- What is expected: Check each line of the entries below for the word "心得体会", and copy out the ones that have it.
==*==
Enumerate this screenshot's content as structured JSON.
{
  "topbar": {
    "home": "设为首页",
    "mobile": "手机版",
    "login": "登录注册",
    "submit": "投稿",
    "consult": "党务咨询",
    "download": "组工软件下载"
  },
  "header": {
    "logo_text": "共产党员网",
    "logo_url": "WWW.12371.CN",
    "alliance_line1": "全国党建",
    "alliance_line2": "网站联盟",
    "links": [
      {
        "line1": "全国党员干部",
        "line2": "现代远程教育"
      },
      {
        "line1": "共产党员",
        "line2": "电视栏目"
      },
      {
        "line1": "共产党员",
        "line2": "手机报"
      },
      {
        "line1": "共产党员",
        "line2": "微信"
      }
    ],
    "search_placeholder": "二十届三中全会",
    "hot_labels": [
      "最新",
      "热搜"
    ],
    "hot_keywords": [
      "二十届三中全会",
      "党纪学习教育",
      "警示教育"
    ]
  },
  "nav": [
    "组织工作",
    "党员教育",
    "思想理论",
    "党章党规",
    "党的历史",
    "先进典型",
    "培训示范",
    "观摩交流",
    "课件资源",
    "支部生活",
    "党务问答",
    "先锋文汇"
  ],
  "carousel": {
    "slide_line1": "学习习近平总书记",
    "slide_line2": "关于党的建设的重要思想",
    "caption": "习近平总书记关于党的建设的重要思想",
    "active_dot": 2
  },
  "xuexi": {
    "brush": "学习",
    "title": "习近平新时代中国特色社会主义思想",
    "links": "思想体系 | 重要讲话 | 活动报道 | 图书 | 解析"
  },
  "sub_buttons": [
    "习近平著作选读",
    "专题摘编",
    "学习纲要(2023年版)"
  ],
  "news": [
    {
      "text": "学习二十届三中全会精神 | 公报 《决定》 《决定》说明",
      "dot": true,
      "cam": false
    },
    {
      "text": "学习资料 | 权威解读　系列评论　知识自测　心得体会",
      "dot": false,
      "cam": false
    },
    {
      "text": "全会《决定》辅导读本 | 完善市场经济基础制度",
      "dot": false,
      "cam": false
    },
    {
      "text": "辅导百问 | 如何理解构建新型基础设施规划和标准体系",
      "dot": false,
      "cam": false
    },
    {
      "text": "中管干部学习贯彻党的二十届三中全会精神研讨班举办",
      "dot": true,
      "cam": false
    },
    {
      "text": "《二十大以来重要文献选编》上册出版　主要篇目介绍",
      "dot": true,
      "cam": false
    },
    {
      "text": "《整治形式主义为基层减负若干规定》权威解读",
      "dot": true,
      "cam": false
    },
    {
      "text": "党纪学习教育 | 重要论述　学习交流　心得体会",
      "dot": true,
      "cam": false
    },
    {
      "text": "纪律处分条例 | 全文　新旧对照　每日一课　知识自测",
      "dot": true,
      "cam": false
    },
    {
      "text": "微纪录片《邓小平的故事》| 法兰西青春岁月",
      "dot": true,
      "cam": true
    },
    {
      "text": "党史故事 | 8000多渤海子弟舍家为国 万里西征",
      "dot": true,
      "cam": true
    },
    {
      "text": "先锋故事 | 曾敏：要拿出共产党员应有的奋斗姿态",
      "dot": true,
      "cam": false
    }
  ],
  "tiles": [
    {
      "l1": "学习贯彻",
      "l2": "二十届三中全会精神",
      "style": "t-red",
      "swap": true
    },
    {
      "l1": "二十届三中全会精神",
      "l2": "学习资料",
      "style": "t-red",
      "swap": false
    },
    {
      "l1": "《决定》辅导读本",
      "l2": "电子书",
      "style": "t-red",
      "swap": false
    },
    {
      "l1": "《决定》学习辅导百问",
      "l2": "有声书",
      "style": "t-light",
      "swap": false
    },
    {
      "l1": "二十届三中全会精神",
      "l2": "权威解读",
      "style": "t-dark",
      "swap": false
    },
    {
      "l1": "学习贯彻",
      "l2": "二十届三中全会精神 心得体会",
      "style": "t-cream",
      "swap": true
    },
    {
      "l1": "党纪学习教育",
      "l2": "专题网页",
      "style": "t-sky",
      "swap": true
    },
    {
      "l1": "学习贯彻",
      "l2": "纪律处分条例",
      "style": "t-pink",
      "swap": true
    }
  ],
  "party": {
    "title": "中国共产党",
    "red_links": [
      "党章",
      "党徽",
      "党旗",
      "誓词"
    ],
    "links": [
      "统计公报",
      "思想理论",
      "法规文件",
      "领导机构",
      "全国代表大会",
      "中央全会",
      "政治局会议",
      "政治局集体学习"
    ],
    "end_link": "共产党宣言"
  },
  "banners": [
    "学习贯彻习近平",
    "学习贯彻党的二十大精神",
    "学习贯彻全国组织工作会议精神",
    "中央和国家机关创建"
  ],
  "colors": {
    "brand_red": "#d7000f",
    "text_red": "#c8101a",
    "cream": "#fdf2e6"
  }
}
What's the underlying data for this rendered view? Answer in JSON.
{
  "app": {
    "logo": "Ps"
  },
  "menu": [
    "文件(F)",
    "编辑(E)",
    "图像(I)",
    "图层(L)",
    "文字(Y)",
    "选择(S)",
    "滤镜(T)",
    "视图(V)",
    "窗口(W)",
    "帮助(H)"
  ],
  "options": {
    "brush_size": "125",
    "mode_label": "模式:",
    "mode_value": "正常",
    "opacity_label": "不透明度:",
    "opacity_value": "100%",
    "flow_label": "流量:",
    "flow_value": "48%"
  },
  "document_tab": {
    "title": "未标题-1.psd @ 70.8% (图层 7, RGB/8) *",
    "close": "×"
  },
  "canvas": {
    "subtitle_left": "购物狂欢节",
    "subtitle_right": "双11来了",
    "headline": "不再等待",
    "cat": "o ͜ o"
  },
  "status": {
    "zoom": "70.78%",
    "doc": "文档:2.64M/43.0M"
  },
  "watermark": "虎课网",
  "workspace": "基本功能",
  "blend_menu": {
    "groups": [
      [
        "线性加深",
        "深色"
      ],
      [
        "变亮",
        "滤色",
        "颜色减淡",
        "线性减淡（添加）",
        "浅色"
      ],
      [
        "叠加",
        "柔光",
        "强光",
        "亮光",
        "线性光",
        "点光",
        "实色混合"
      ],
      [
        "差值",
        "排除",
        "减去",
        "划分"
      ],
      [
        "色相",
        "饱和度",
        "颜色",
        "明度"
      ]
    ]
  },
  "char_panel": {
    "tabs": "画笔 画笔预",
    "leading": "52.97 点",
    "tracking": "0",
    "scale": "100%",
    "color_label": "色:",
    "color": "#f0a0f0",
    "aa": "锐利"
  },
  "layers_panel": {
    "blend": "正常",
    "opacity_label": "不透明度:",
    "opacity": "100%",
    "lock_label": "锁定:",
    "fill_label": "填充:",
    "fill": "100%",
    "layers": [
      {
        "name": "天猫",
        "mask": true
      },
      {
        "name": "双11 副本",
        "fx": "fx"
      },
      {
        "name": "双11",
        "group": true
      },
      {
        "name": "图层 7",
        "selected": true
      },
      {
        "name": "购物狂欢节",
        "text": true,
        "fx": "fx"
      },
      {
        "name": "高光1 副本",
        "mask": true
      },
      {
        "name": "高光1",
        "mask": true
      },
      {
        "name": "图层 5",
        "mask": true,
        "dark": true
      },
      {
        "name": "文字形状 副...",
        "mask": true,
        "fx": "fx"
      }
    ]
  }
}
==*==
- Solution to this task:
      "text": "学习资料 | 权威解读　系列评论　知识自测　心得体会",
      "text": "党纪学习教育 | 重要论述　学习交流　心得体会",
      "l2": "二十届三中全会精神 心得体会",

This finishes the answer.